6. Living at home helps young mothers stay in school
7. Hormone helps fish to mate, may affect human hearing
8. Harmless virus helps slow HIV by boosting immune proteins
9. Study helps explain island populations susceptibility to exotic diseases
10. Utah scientist helps discover new mouse species -- and maybe a new genus
11. Choice of food helps hungry caterpillar

Post Your Comments:
(Date:11/4/2014)... 4, 2014) — Think about the way our bodies ... neighboring cells know that they are supposed to become ... these tissues find the correct place and alignment? Researchers ... crucial questions. , In a new study, UM researchers ... with their surrounding neighbors, at the head-trunk region. Their ...
(Date:11/4/2014)... 2014) – A majority of Madagascar,s 101 species of ... serious consequences for the rainforests they call home. A ... impacts lemurs can have on rainforest tree populations, which ... have on the region,s rich biodiversity. , A large ... by lemurs. Lemurs in turn disperse the seeds ...
(Date:11/3/2014)... Cancer Center study published in this month,s ... describes the activity of a recently discovered communication molecule ... It has been known to limit inflammation and the ... system: IL-37 inhibits the ability of the immune system ... mechanism that underlies IL-37,s effect on the immune system ...
Breaking Biology News(10 mins):The inside story: How the brain and skull stay together 2Gardeners of Madagascar rainforest at risk 2Gardeners of Madagascar rainforest at risk 3PNAS: From HIV to cancer, IL-37 regulates immune system 2
(Date:11/27/2014)... England , November 27, 2014 ... online on ScienceDirect   Elsevier , ... products and solutions, is pleased to announce the launch ... . The launch of ... the rapid advances at the forefront of applied sciences ...
(Date:11/26/2014)... 2014 Deep Research Report on ... in-depth research report on the Ammonium Bifluoride market, ... classification, application, and industry chain structure as well ... market analysis, including China’s domestic market as well ... China, Japan etc. regions) industry analysis covering macroeconomic ...
(Date:11/26/2014)... Nov. 26, 2014 The Alliance ... a survey of European physicians at the "1 ... and Biological Therapies" at the Spanish Ministry of ... by EuropaBio and the Spanish Bioindustry Association (ASEBIO), ... physicians from Spanish oncology and rheumatology societies, representatives ...

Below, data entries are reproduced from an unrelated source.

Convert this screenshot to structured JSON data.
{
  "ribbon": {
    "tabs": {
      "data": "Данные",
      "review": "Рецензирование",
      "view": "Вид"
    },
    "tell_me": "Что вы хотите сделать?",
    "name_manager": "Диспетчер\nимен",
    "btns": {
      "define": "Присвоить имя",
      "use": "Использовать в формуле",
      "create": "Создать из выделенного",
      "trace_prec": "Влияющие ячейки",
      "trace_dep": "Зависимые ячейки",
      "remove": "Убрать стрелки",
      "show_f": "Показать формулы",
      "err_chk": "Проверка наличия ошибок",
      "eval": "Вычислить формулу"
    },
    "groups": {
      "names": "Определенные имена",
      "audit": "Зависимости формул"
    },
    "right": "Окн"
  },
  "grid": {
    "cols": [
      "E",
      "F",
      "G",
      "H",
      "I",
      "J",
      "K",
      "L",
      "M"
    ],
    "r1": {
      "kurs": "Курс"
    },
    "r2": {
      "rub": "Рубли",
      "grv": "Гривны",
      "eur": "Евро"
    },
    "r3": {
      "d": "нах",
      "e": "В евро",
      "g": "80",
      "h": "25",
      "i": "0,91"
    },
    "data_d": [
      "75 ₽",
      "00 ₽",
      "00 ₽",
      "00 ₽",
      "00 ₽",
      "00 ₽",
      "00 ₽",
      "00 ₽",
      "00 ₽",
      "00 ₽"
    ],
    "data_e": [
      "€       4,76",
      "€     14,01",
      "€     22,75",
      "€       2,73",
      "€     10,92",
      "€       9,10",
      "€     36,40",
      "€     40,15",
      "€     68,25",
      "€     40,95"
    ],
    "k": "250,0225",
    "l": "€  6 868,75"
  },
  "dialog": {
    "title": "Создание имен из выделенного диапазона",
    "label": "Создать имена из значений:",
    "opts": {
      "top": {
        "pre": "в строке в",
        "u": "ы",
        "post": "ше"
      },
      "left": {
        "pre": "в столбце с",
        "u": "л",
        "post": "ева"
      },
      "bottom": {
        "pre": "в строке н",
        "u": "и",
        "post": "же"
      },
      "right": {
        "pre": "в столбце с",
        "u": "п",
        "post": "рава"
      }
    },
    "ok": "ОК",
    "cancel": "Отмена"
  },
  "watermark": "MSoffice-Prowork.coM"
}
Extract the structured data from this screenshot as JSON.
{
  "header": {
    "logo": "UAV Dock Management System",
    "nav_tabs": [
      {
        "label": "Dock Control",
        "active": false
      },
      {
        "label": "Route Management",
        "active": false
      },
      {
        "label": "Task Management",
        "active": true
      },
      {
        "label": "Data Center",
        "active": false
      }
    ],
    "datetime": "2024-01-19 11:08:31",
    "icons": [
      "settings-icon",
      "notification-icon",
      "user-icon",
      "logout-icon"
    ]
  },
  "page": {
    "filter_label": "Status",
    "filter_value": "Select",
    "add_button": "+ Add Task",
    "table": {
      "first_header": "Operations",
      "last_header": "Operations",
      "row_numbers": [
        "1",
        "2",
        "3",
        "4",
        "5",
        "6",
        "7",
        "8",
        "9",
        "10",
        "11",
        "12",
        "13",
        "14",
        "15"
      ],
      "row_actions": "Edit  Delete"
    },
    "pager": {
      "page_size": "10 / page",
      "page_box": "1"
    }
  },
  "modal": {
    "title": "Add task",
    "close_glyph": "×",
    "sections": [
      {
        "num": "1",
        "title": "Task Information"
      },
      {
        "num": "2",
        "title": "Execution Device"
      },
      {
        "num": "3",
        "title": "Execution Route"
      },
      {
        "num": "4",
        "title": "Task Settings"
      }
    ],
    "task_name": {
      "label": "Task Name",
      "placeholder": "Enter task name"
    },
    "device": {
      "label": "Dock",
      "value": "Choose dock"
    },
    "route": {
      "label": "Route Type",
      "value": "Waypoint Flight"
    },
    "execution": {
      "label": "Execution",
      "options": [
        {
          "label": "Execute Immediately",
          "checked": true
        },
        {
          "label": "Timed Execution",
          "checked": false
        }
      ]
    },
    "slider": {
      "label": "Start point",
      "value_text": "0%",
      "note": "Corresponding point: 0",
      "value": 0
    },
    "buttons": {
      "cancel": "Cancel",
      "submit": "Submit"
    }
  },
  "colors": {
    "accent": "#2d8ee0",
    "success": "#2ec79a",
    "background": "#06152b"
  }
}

(Date:11/26/2014)... 2014 SonaCare Medical, a leading ... devices, recently participated in the American Urology Association’s ... .” Key opinion leaders in urology presented on ... small renal masses while attendees had the opportunity ... in hands-on labs. Attendees at the Los Angeles, ...
Breaking Biology Technology:Elsevier Announces the Launch of a New Journal: Extreme Mechanics Letters 2Elsevier Announces the Launch of a New Journal: Extreme Mechanics Letters 3Ammonium Bifluoride Market International Analysis of Manufacturing, Technology & Trends Now at ReportsnReports.com 2Ammonium Bifluoride Market International Analysis of Manufacturing, Technology & Trends Now at ReportsnReports.com 3ASBM Presents European Physicians Survey at Spanish Ministry of Health 2SonaCare Medical Supports American Urology Association’s Small Renal Mass 360° Summit 2SonaCare Medical Supports American Urology Association’s Small Renal Mass 360° Summit 3
Cached News: